Show each line from the listing that includes the word "label".

SUPPLIED DATA →
-.-.-
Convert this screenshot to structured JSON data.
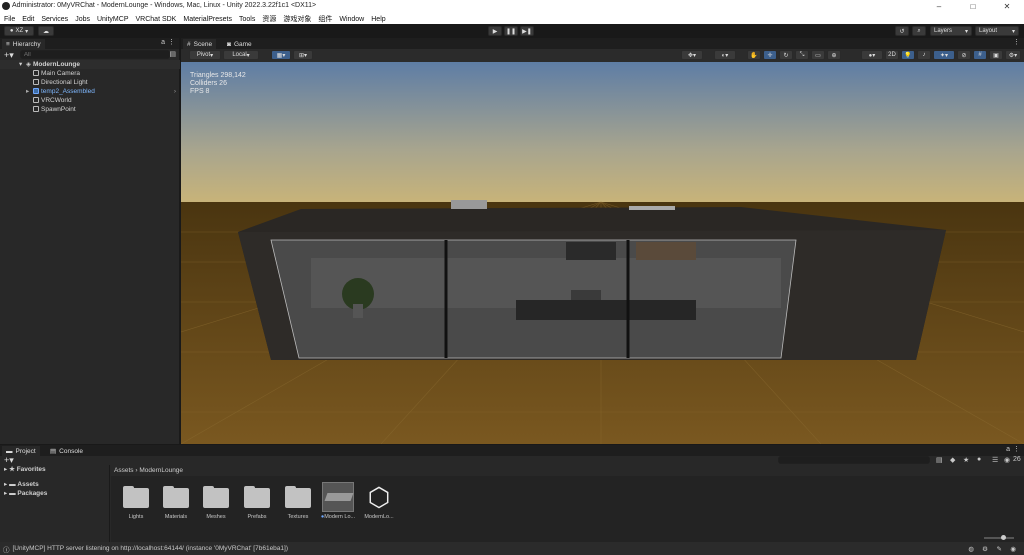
{
  "window": {
    "title": "Administrator: 0MyVRChat - ModernLounge - Windows, Mac, Linux - Unity 2022.3.22f1c1 <DX11>",
    "controls": [
      "–",
      "□",
      "✕"
    ]
  },
  "menu": [
    "File",
    "Edit",
    "Services",
    "Jobs",
    "UnityMCP",
    "VRChat SDK",
    "MaterialPresets",
    "Tools",
    "资源",
    "游戏对象",
    "组件",
    "Window",
    "Help"
  ],
  "toolbar": {
    "account": "XZ",
    "play": "▶",
    "pause": "❚❚",
    "step": "▶❚",
    "layers": "Layers",
    "layout": "Layout"
  },
  "hierarchy": {
    "tab": "Hierarchy",
    "search_placeholder": "All",
    "items": [
      {
        "label": "ModernLounge",
        "indent": 0
      },
      {
        "label": "Main Camera",
        "indent": 1
      },
      {
        "label": "Directional Light",
        "indent": 1
      },
      {
        "label": "temp2_Assembled",
        "indent": 1
      },
      {
        "label": "VRCWorld",
        "indent": 1
      },
      {
        "label": "SpawnPoint",
        "indent": 1
      }
    ]
  },
  "scene": {
    "tabs": [
      "Scene",
      "Game"
    ],
    "pivot": "Pivot",
    "local": "Local",
    "mode_2d": "2D",
    "stats": {
      "triangles": "Triangles 298,142",
      "colliders": "Colliders 26",
      "fps": "FPS 8"
    }
  },
  "bottom": {
    "tabs": [
      "Project",
      "Console"
    ],
    "tree": {
      "favorites": "★ Favorites",
      "assets": "Assets",
      "packages": "Packages"
    },
    "breadcrumb": [
      "Assets",
      "ModernLounge"
    ],
    "assets": [
      "Lights",
      "Materials",
      "Meshes",
      "Prefabs",
      "Textures",
      "Modern Lo...",
      "ModernLo..."
    ],
    "count": "26"
  },
  "status": {
    "message": "[UnityMCP] HTTP server listening on http://localhost:64144/ (instance '0MyVRChat' [7b61eba1])"
  },
  "colors": {
    "panel": "#282828",
    "ground": "#6b4c18",
    "sky_top": "#5e7da5",
    "sky_horizon": "#d4b971",
    "accent": "#4a9cff"
  }
}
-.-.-
FINISHED TASK →
        "label": "ModernLounge",
        "label": "Main Camera",
        "label": "Directional Light",
        "label": "temp2_Assembled",
        "label": "VRCWorld",
        "label": "SpawnPoint",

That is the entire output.